Chemical giant Dow (ticker: DOW) has a plan to address this carbon footprint conundrum—and make more money while doing it.

Dow is hosting an investor day on Wednesday, but before analysts and investors get together, the company announced some new growth targets. The surprise is that Dow’s planned growth will come by reducing the company’s carbon footprint.

Overall, Dow plans to grow Ebitda—short for earnings before interest, taxes, depreciation, and amortization—by $3 billion a year over the coming few years.

Chemical companies are cyclical: Dow earns roughly $6 billion in Ebitda annually at the bottom of the business cycle and $12 billion a year at the top of the business cycle. (Dow has earned about $9 billion in Ebitda over the past 12 months, putting the company at the midpoint of that range.)

The company’s planned investments, ideally, will move that annual Ebitda range up to between about $9 billion and $12 billion. It’s 33% total growth, which should work out to about 4% to 5% Ebitda growth each year for the next few years.

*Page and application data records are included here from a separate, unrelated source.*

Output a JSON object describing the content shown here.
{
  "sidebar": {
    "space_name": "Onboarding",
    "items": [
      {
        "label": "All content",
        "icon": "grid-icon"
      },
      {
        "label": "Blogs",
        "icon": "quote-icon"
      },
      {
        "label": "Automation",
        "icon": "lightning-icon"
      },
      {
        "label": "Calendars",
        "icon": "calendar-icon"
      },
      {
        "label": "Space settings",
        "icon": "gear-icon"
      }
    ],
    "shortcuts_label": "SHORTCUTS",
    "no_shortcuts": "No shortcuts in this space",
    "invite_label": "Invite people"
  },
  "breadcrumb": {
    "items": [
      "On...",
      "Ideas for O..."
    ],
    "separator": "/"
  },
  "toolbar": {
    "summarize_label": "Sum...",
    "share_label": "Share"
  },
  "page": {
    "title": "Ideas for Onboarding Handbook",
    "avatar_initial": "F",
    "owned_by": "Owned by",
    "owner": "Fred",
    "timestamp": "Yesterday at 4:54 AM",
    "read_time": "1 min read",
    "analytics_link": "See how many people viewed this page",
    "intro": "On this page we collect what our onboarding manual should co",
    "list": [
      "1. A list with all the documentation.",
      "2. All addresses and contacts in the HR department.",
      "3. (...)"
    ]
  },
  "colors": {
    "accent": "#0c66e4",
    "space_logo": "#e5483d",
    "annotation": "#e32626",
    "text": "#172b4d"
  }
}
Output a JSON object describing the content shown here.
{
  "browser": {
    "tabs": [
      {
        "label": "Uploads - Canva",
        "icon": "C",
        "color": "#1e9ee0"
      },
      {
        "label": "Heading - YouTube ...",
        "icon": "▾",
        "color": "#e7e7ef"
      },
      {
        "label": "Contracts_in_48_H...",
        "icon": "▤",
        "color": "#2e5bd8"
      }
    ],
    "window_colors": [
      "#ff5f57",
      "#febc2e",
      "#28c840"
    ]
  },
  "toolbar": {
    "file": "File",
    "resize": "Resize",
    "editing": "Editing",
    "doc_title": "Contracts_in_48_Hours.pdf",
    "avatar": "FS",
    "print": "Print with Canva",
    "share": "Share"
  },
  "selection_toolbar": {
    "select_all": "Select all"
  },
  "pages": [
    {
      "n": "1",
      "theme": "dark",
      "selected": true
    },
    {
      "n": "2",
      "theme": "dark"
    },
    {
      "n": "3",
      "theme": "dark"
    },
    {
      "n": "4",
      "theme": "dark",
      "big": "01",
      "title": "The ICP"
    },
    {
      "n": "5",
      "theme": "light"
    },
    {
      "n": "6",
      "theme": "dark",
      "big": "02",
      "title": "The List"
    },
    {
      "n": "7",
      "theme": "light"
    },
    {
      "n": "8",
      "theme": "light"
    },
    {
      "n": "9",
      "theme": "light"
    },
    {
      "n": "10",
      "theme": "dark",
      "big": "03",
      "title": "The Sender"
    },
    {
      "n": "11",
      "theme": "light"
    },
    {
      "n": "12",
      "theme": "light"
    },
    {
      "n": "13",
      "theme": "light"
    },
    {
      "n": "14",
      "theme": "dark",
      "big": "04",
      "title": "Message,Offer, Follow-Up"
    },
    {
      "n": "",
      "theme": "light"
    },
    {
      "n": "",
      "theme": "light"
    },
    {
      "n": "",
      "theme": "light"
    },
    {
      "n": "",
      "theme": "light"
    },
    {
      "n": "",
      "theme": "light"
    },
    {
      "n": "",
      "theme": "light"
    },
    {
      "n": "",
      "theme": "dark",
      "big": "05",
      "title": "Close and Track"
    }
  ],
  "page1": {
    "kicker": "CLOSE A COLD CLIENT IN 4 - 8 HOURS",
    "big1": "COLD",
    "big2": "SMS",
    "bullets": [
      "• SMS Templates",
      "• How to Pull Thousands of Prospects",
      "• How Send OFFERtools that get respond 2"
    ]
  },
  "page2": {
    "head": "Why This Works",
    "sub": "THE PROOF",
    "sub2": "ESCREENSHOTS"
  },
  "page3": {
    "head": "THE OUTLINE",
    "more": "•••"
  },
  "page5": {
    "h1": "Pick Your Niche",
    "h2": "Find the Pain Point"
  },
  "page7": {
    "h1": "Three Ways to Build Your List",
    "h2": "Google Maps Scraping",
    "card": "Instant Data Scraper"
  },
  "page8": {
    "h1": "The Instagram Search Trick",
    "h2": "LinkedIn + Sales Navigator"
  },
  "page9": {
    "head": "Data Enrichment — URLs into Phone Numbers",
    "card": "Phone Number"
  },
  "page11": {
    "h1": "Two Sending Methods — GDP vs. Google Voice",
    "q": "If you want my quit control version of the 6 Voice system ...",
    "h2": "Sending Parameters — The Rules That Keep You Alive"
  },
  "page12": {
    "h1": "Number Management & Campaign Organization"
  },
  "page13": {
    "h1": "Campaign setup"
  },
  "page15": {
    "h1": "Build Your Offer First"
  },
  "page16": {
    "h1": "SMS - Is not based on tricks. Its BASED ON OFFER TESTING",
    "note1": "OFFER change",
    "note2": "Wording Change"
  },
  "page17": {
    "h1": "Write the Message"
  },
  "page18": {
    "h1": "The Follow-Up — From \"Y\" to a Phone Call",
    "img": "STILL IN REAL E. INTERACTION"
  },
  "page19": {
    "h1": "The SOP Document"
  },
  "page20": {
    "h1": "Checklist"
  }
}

To earn more money Dow will be spending more money. Some of Dow’s investment will be to build a new zero-net carbon chemical manufacturing facility in Alberta, Canada. The process will burn hydrogen gas, made from capturing gases elsewhere in the chemical manufacturing process. What’s more, any carbon dioxide produced with be captured and sequestered. No carbon dioxide will reach the atmosphere when Dow’s newest technology starts running.

Customers will still get the plastics, and the atmosphere doesn’t get any more carbon dioxide.

The new hydrogen-burning process and new carbon capture capital equipment add costs, but Dow can likely get back some of that money with pricing. In fact, the reason Dow is building the new facility is customer demand. Brand managers want sustainable plastics, according to the company. And Dow is getting premium pricing on its products that include recycled content.

Dow’s bigger vision is to reach carbon neutrality by 2050. By then, none of its operations, on a net basis, will add any carbon dioxide into the atmosphere.

The precise details of how much these investments will cost aren’t provided. Instead, Dow says it will spend about one third of its annual capital budget on decarbonizing technologies. What’s more, total spending will come close to annual depreciation, which is about $3 billion a year.

Investors like growth, but time will tell if they like the spending.

Dow stock has been in a funk recently, as growth concerns and carbon questions are showing up in the share price. It shares trade about 10 times estimated 2022 earnings, a big discount to the market’s 20 times valuation multiple.

Shares have only gained about 6% year to date, trailing behind the 14% and 11% comparable, respective gains of the S&P 500 and Dow Jones Industrial Average. Still, those returns excludes dividends. Dow stock yields an attractive 4.7%, while the S&P yields less than 2%.

Write to Al Root at allen.root@dowjones.com